In the months between the secession of the cotton states and the firing on Fort Sumter, Republicans received a large measure of the blame for instigating the crisis that was at hand. The party suffered a loss of popularity even within its own rank and file, leading J. W. Kane of Pittsburgh to write to Stephen Douglas: “ The Republican party would not have a majority in any state of the Union if the election were to come off tomorrow. “Lincoln’s stealth in forcing the South into firing the first shot changed all that. He was a master of public relations and knew that constitutional abstractions carried little weight in the minds of the common people. All that the masses cared about was who fired the first shot.” In talking about the actions of the Republicans during the time between Lincoln’s election and the firing on Fort Sumter, one noted historian summed it up in this way: “But if they must choose between saving the party, at the cost of civil war, and saving the Union through sacrificing the party, they placed party first.”

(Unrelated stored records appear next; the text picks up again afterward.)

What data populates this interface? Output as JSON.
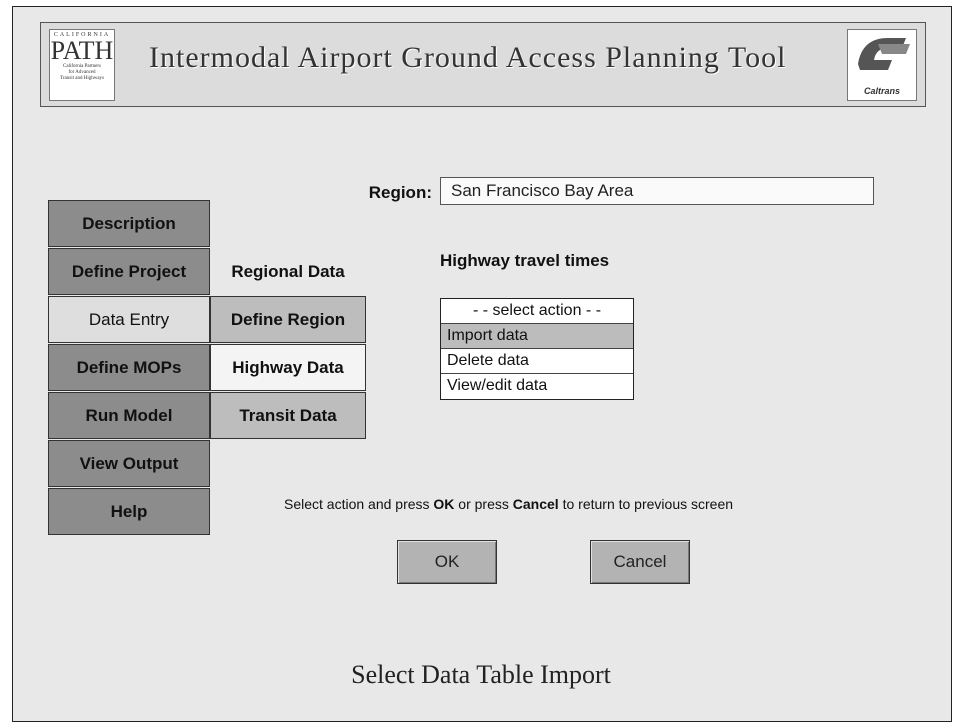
{
  "header": {
    "app_title": "Intermodal Airport Ground Access Planning Tool",
    "left_logo": {
      "name": "PATH",
      "top_text": "CALIFORNIA",
      "lines": [
        "California Partners",
        "for Advanced",
        "Transit and Highways"
      ]
    },
    "right_logo": {
      "name": "Caltrans"
    }
  },
  "nav": {
    "items": [
      {
        "label": "Description"
      },
      {
        "label": "Define Project"
      },
      {
        "label": "Data Entry"
      },
      {
        "label": "Define MOPs"
      },
      {
        "label": "Run Model"
      },
      {
        "label": "View Output"
      },
      {
        "label": "Help"
      }
    ],
    "active": "Data Entry"
  },
  "subnav": {
    "header": "Regional Data",
    "items": [
      {
        "label": "Define Region"
      },
      {
        "label": "Highway Data"
      },
      {
        "label": "Transit Data"
      }
    ],
    "active": "Highway Data"
  },
  "form": {
    "region_label": "Region:",
    "region_value": "San Francisco Bay Area",
    "section_title": "Highway travel times",
    "actions": {
      "placeholder": "- - select action - -",
      "options": [
        "Import data",
        "Delete data",
        "View/edit data"
      ],
      "selected": "Import data"
    }
  },
  "instruction": {
    "part1": "Select action and press ",
    "ok": "OK",
    "part2": " or press ",
    "cancel": "Cancel",
    "part3": " to return to previous screen"
  },
  "buttons": {
    "ok_label": "OK",
    "cancel_label": "Cancel"
  },
  "screen_caption": "Select Data Table Import",
  "colors": {
    "background": "#e8e8e8",
    "nav_inactive": "#8c8c8c",
    "nav_active": "#dedede",
    "subnav_inactive": "#bdbdbd",
    "subnav_active": "#f4f4f4",
    "option_selected": "#bcbcbc"
  }
}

President Jefferson Davis later stated: “The order for the sending of the fleet was a declaration of war. The responsibility is on their shoulders, not on ours.” Unfortunately, despite the truth of this comment by Davis, the fact is that the North won the war Lincoln desired and intentionally initiated, a war which led to the deaths not only of countless hundreds of thousands of human beings on both sides, but of the Constitution and the Republic as well. However, it also meant that, as usual, the winner got to write the history of the conflict. As a result, Mr. Lincoln got his war and schoolchildren are taught that the South started it by firing upon Fort Sumter without provocation. How sad for us as a nation to be wedded to such lies. The time has long passed for us to amend the record and let the light of truth reveal the falsehood of the myth of Honest and Noble Abraham Lincoln.
SWR's Lady Val